### Task to carry out
If a line of the records contains the word "color", list it.

***** Listed entries *****

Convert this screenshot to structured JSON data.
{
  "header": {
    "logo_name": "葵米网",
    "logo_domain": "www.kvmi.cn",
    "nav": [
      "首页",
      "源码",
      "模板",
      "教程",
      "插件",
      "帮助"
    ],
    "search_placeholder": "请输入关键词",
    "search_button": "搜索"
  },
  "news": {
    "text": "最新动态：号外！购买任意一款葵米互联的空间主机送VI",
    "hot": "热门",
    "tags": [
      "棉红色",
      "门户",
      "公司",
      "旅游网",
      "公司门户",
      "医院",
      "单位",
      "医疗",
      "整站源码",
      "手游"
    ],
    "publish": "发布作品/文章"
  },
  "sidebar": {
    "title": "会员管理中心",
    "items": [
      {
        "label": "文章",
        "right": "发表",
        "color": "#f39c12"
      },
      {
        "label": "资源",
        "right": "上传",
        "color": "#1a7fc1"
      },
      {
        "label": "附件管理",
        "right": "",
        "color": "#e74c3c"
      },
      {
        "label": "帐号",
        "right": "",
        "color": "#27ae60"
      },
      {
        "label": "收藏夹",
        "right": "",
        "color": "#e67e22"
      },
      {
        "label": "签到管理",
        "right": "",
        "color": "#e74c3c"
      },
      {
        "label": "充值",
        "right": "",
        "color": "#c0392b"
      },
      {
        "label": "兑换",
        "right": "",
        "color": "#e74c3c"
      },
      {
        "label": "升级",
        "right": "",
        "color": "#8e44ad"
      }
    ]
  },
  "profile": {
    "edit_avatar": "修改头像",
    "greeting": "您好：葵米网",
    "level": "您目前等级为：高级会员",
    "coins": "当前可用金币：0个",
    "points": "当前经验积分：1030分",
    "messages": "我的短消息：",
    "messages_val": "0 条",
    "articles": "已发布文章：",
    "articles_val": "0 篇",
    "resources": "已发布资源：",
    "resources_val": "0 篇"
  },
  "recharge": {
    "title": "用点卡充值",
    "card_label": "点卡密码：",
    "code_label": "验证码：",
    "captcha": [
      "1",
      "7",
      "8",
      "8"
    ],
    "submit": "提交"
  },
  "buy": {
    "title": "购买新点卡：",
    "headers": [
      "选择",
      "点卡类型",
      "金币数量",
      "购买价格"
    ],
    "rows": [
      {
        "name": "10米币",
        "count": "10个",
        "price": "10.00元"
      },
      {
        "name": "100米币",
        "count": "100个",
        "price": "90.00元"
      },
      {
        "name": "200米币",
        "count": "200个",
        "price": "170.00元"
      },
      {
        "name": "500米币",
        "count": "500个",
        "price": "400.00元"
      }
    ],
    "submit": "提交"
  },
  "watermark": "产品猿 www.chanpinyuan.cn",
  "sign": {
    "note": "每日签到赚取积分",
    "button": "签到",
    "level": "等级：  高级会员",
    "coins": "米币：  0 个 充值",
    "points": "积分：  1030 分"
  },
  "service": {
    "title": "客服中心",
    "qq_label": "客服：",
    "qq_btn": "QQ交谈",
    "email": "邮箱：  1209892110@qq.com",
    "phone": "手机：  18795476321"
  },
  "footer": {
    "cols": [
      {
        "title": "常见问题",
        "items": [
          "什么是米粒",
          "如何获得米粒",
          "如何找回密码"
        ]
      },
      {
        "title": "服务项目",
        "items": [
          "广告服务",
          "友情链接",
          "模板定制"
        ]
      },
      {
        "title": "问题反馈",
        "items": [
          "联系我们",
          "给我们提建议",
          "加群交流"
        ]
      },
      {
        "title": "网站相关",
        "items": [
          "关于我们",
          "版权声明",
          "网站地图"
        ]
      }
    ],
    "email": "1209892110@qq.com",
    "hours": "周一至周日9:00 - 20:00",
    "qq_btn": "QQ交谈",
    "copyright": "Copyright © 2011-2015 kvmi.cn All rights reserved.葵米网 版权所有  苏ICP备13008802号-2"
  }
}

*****

### Solution to this problem
        "color": "#f39c12"
        "color": "#1a7fc1"
        "color": "#e74c3c"
        "color": "#27ae60"
        "color": "#e67e22"
        "color": "#e74c3c"
        "color": "#c0392b"
        "color": "#e74c3c"
        "color": "#8e44ad"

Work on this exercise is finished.